### WHAT TO PRODUCE
A faithful repeat of all the records, with no image kept, is the required answer.

START RECORDS TO PROCESS

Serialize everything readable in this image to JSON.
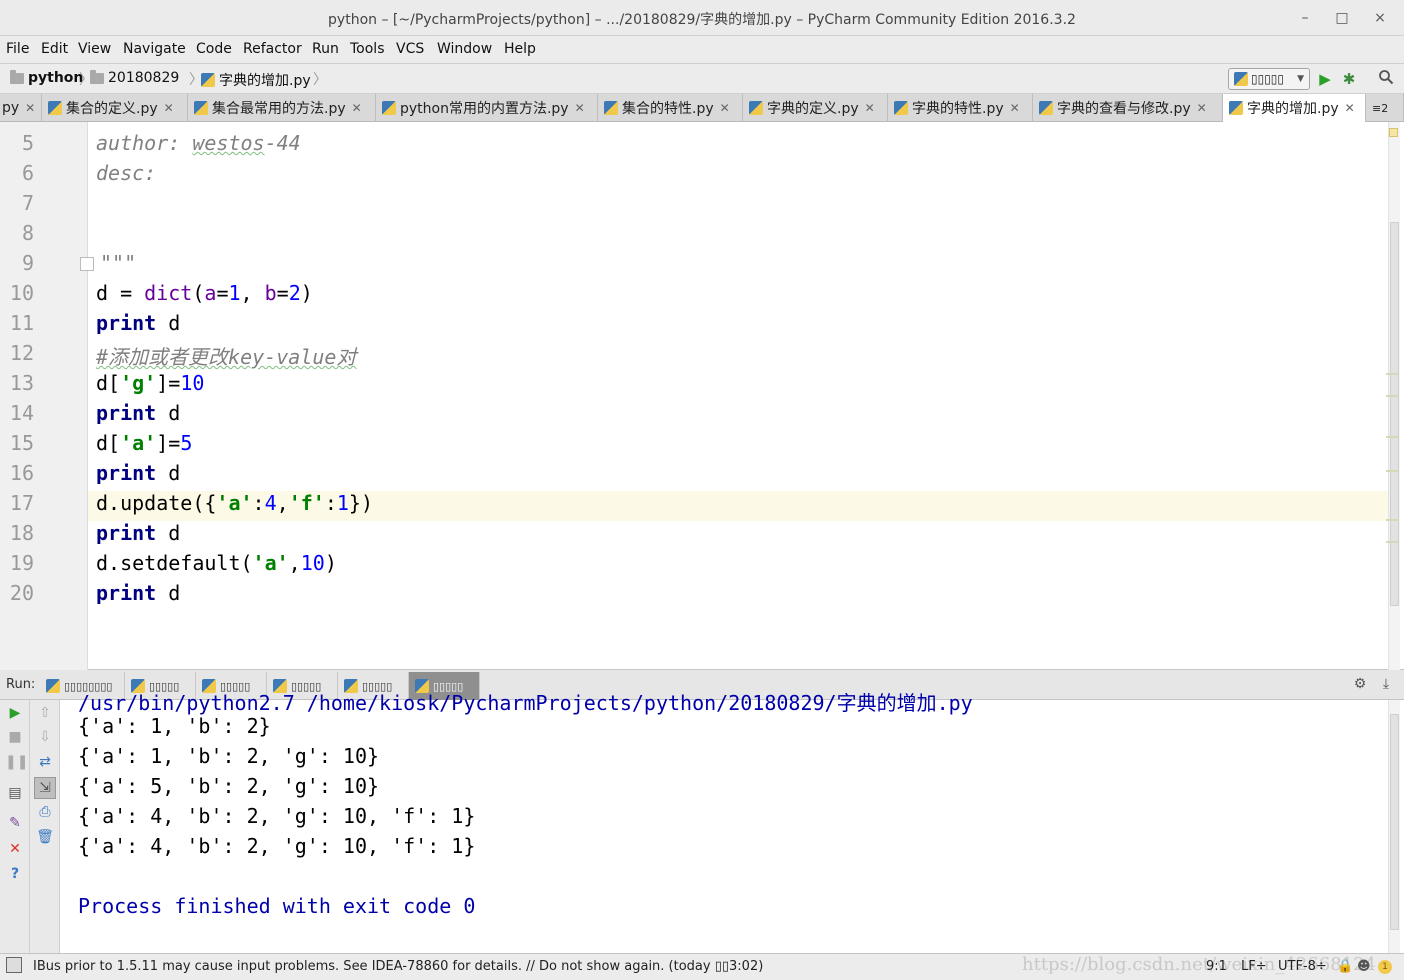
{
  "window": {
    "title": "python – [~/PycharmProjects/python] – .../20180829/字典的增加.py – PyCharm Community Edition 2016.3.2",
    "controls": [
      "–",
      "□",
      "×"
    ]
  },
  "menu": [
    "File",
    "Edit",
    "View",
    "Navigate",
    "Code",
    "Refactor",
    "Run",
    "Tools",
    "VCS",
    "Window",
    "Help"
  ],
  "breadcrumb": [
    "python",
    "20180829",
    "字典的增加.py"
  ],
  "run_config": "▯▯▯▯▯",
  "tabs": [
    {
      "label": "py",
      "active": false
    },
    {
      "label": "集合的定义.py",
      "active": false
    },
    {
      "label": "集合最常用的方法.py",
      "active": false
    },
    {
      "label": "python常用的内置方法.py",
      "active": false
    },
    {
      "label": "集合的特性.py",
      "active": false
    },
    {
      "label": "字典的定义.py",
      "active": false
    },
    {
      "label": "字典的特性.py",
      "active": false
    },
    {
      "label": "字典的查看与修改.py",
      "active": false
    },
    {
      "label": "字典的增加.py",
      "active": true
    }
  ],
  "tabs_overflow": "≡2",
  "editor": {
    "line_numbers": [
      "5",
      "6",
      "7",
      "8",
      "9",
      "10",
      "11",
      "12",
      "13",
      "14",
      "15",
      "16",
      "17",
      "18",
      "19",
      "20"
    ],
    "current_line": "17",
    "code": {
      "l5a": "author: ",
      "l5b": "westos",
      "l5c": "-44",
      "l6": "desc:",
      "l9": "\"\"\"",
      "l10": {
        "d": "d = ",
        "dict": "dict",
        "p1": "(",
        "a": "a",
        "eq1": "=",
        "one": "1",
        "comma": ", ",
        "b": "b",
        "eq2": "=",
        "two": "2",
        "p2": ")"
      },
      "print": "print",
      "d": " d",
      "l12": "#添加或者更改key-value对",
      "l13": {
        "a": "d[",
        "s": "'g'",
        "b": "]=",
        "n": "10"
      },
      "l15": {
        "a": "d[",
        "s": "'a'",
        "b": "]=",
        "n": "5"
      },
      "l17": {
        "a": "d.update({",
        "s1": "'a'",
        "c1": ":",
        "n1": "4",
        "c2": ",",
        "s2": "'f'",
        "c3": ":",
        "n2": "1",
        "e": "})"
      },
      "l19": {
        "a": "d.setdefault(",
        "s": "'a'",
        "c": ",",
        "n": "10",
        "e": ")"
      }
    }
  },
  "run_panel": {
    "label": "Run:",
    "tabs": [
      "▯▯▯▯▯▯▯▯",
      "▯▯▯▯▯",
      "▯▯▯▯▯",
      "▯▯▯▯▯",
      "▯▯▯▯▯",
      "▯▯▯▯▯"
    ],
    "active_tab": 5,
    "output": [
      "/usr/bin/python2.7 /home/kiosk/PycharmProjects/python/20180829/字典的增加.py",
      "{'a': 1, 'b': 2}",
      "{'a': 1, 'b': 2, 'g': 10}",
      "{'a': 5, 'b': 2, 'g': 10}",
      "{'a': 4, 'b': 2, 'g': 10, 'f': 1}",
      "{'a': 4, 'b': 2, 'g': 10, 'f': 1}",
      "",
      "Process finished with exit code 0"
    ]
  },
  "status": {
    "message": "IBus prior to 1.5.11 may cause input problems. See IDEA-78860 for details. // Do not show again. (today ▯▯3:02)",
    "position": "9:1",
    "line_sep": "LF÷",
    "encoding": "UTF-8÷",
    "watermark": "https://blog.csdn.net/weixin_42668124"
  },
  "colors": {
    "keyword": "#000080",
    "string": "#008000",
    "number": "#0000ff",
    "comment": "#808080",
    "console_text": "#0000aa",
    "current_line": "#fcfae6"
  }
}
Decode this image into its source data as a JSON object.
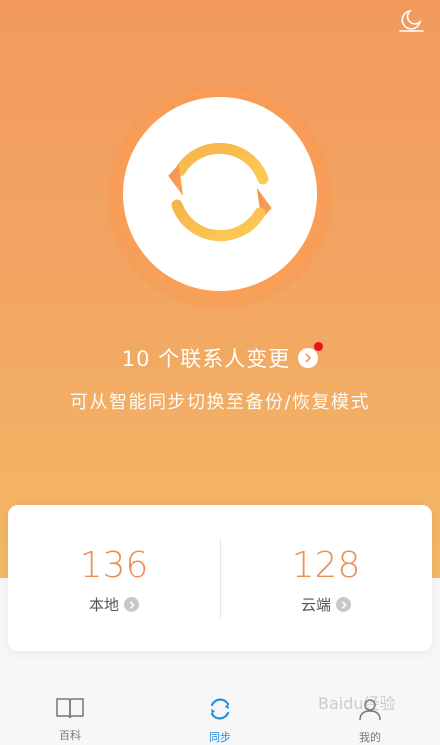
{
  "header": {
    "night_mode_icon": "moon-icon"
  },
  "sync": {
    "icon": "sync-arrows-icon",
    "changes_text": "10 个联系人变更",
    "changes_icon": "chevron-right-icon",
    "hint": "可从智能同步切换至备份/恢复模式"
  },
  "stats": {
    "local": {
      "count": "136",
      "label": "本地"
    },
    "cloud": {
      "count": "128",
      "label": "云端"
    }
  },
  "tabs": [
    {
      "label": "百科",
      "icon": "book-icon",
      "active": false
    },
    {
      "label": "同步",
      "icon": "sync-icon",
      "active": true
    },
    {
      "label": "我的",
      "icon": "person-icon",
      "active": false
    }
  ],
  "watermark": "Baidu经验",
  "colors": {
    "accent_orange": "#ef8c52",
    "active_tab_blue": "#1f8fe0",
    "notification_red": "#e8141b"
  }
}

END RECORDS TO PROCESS

### RESPONSE FOR THIS EXERCISE
Serialize everything readable in this image to JSON.
{
  "window": {
    "title": "python – [~/PycharmProjects/python] – .../20180829/字典的增加.py – PyCharm Community Edition 2016.3.2",
    "controls": [
      "–",
      "□",
      "×"
    ]
  },
  "menu": [
    "File",
    "Edit",
    "View",
    "Navigate",
    "Code",
    "Refactor",
    "Run",
    "Tools",
    "VCS",
    "Window",
    "Help"
  ],
  "breadcrumb": [
    "python",
    "20180829",
    "字典的增加.py"
  ],
  "run_config": "▯▯▯▯▯",
  "tabs": [
    {
      "label": "py",
      "active": false
    },
    {
      "label": "集合的定义.py",
      "active": false
    },
    {
      "label": "集合最常用的方法.py",
      "active": false
    },
    {
      "label": "python常用的内置方法.py",
      "active": false
    },
    {
      "label": "集合的特性.py",
      "active": false
    },
    {
      "label": "字典的定义.py",
      "active": false
    },
    {
      "label": "字典的特性.py",
      "active": false
    },
    {
      "label": "字典的查看与修改.py",
      "active": false
    },
    {
      "label": "字典的增加.py",
      "active": true
    }
  ],
  "tabs_overflow": "≡2",
  "editor": {
    "line_numbers": [
      "5",
      "6",
      "7",
      "8",
      "9",
      "10",
      "11",
      "12",
      "13",
      "14",
      "15",
      "16",
      "17",
      "18",
      "19",
      "20"
    ],
    "current_line": "17",
    "code": {
      "l5a": "author: ",
      "l5b": "westos",
      "l5c": "-44",
      "l6": "desc:",
      "l9": "\"\"\"",
      "l10": {
        "d": "d = ",
        "dict": "dict",
        "p1": "(",
        "a": "a",
        "eq1": "=",
        "one": "1",
        "comma": ", ",
        "b": "b",
        "eq2": "=",
        "two": "2",
        "p2": ")"
      },
      "print": "print",
      "d": " d",
      "l12": "#添加或者更改key-value对",
      "l13": {
        "a": "d[",
        "s": "'g'",
        "b": "]=",
        "n": "10"
      },
      "l15": {
        "a": "d[",
        "s": "'a'",
        "b": "]=",
        "n": "5"
      },
      "l17": {
        "a": "d.update({",
        "s1": "'a'",
        "c1": ":",
        "n1": "4",
        "c2": ",",
        "s2": "'f'",
        "c3": ":",
        "n2": "1",
        "e": "})"
      },
      "l19": {
        "a": "d.setdefault(",
        "s": "'a'",
        "c": ",",
        "n": "10",
        "e": ")"
      }
    }
  },
  "run_panel": {
    "label": "Run:",
    "tabs": [
      "▯▯▯▯▯▯▯▯",
      "▯▯▯▯▯",
      "▯▯▯▯▯",
      "▯▯▯▯▯",
      "▯▯▯▯▯",
      "▯▯▯▯▯"
    ],
    "active_tab": 5,
    "output": [
      "/usr/bin/python2.7 /home/kiosk/PycharmProjects/python/20180829/字典的增加.py",
      "{'a': 1, 'b': 2}",
      "{'a': 1, 'b': 2, 'g': 10}",
      "{'a': 5, 'b': 2, 'g': 10}",
      "{'a': 4, 'b': 2, 'g': 10, 'f': 1}",
      "{'a': 4, 'b': 2, 'g': 10, 'f': 1}",
      "",
      "Process finished with exit code 0"
    ]
  },
  "status": {
    "message": "IBus prior to 1.5.11 may cause input problems. See IDEA-78860 for details. // Do not show again. (today ▯▯3:02)",
    "position": "9:1",
    "line_sep": "LF÷",
    "encoding": "UTF-8÷",
    "watermark": "https://blog.csdn.net/weixin_42668124"
  },
  "colors": {
    "keyword": "#000080",
    "string": "#008000",
    "number": "#0000ff",
    "comment": "#808080",
    "console_text": "#0000aa",
    "current_line": "#fcfae6"
  }
}
Decode this image into its source data as a JSON object.
{
  "header": {
    "night_mode_icon": "moon-icon"
  },
  "sync": {
    "icon": "sync-arrows-icon",
    "changes_text": "10 个联系人变更",
    "changes_icon": "chevron-right-icon",
    "hint": "可从智能同步切换至备份/恢复模式"
  },
  "stats": {
    "local": {
      "count": "136",
      "label": "本地"
    },
    "cloud": {
      "count": "128",
      "label": "云端"
    }
  },
  "tabs": [
    {
      "label": "百科",
      "icon": "book-icon",
      "active": false
    },
    {
      "label": "同步",
      "icon": "sync-icon",
      "active": true
    },
    {
      "label": "我的",
      "icon": "person-icon",
      "active": false
    }
  ],
  "watermark": "Baidu经验",
  "colors": {
    "accent_orange": "#ef8c52",
    "active_tab_blue": "#1f8fe0",
    "notification_red": "#e8141b"
  }
}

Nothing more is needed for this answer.